WHAT THE EXERCISE ASKS:
Set down each entry exactly as it stands, without altering a single character.

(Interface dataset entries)
-*-*-

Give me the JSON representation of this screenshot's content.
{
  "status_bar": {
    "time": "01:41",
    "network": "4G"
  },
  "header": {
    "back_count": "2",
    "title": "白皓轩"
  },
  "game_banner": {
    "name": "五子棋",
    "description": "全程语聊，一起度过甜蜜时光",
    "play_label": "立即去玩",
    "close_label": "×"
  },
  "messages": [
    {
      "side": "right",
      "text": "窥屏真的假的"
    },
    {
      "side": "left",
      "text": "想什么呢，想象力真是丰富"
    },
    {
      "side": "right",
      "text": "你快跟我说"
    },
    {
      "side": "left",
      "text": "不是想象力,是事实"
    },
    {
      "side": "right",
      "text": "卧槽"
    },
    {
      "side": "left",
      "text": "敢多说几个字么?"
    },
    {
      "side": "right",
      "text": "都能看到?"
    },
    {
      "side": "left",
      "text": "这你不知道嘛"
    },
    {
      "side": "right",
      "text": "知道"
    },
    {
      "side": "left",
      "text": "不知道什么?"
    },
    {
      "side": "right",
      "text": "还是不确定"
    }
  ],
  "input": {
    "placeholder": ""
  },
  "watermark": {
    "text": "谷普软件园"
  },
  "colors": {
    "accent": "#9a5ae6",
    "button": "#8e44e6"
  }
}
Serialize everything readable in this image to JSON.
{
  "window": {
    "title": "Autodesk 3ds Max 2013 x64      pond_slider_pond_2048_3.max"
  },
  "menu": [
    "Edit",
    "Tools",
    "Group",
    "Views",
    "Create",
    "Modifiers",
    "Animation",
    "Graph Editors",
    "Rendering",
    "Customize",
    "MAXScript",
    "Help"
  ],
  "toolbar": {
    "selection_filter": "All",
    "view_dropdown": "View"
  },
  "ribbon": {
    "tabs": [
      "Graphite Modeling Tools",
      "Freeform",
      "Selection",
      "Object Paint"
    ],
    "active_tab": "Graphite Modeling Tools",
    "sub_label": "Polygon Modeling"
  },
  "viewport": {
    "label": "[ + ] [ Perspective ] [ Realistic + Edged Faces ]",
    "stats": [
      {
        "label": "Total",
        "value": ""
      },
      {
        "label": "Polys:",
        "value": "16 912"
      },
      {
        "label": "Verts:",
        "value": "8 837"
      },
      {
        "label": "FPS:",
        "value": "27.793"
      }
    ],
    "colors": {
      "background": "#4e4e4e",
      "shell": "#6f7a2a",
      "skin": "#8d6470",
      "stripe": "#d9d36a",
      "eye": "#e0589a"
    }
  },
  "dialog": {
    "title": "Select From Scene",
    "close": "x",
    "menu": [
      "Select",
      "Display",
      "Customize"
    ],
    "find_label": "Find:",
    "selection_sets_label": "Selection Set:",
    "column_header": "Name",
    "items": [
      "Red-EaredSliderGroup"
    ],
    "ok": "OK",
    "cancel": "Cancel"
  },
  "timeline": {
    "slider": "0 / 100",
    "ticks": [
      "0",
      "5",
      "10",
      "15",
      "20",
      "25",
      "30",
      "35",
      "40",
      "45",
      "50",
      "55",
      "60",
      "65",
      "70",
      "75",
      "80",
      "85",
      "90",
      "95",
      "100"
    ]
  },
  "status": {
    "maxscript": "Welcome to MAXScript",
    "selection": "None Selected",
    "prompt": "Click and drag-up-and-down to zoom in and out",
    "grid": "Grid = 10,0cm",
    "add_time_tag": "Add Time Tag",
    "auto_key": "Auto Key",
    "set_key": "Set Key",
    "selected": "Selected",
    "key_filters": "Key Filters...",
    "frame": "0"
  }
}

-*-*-

RESULT OF THIS EXERCISE:
Give me the JSON representation of this screenshot's content.
{
  "status_bar": {
    "time": "01:41",
    "network": "4G"
  },
  "header": {
    "back_count": "2",
    "title": "白皓轩"
  },
  "game_banner": {
    "name": "五子棋",
    "description": "全程语聊，一起度过甜蜜时光",
    "play_label": "立即去玩",
    "close_label": "×"
  },
  "messages": [
    {
      "side": "right",
      "text": "窥屏真的假的"
    },
    {
      "side": "left",
      "text": "想什么呢，想象力真是丰富"
    },
    {
      "side": "right",
      "text": "你快跟我说"
    },
    {
      "side": "left",
      "text": "不是想象力,是事实"
    },
    {
      "side": "right",
      "text": "卧槽"
    },
    {
      "side": "left",
      "text": "敢多说几个字么?"
    },
    {
      "side": "right",
      "text": "都能看到?"
    },
    {
      "side": "left",
      "text": "这你不知道嘛"
    },
    {
      "side": "right",
      "text": "知道"
    },
    {
      "side": "left",
      "text": "不知道什么?"
    },
    {
      "side": "right",
      "text": "还是不确定"
    }
  ],
  "input": {
    "placeholder": ""
  },
  "watermark": {
    "text": "谷普软件园"
  },
  "colors": {
    "accent": "#9a5ae6",
    "button": "#8e44e6"
  }
}
Serialize everything readable in this image to JSON.
{
  "window": {
    "title": "Autodesk 3ds Max 2013 x64      pond_slider_pond_2048_3.max"
  },
  "menu": [
    "Edit",
    "Tools",
    "Group",
    "Views",
    "Create",
    "Modifiers",
    "Animation",
    "Graph Editors",
    "Rendering",
    "Customize",
    "MAXScript",
    "Help"
  ],
  "toolbar": {
    "selection_filter": "All",
    "view_dropdown": "View"
  },
  "ribbon": {
    "tabs": [
      "Graphite Modeling Tools",
      "Freeform",
      "Selection",
      "Object Paint"
    ],
    "active_tab": "Graphite Modeling Tools",
    "sub_label": "Polygon Modeling"
  },
  "viewport": {
    "label": "[ + ] [ Perspective ] [ Realistic + Edged Faces ]",
    "stats": [
      {
        "label": "Total",
        "value": ""
      },
      {
        "label": "Polys:",
        "value": "16 912"
      },
      {
        "label": "Verts:",
        "value": "8 837"
      },
      {
        "label": "FPS:",
        "value": "27.793"
      }
    ],
    "colors": {
      "background": "#4e4e4e",
      "shell": "#6f7a2a",
      "skin": "#8d6470",
      "stripe": "#d9d36a",
      "eye": "#e0589a"
    }
  },
  "dialog": {
    "title": "Select From Scene",
    "close": "x",
    "menu": [
      "Select",
      "Display",
      "Customize"
    ],
    "find_label": "Find:",
    "selection_sets_label": "Selection Set:",
    "column_header": "Name",
    "items": [
      "Red-EaredSliderGroup"
    ],
    "ok": "OK",
    "cancel": "Cancel"
  },
  "timeline": {
    "slider": "0 / 100",
    "ticks": [
      "0",
      "5",
      "10",
      "15",
      "20",
      "25",
      "30",
      "35",
      "40",
      "45",
      "50",
      "55",
      "60",
      "65",
      "70",
      "75",
      "80",
      "85",
      "90",
      "95",
      "100"
    ]
  },
  "status": {
    "maxscript": "Welcome to MAXScript",
    "selection": "None Selected",
    "prompt": "Click and drag-up-and-down to zoom in and out",
    "grid": "Grid = 10,0cm",
    "add_time_tag": "Add Time Tag",
    "auto_key": "Auto Key",
    "set_key": "Set Key",
    "selected": "Selected",
    "key_filters": "Key Filters...",
    "frame": "0"
  }
}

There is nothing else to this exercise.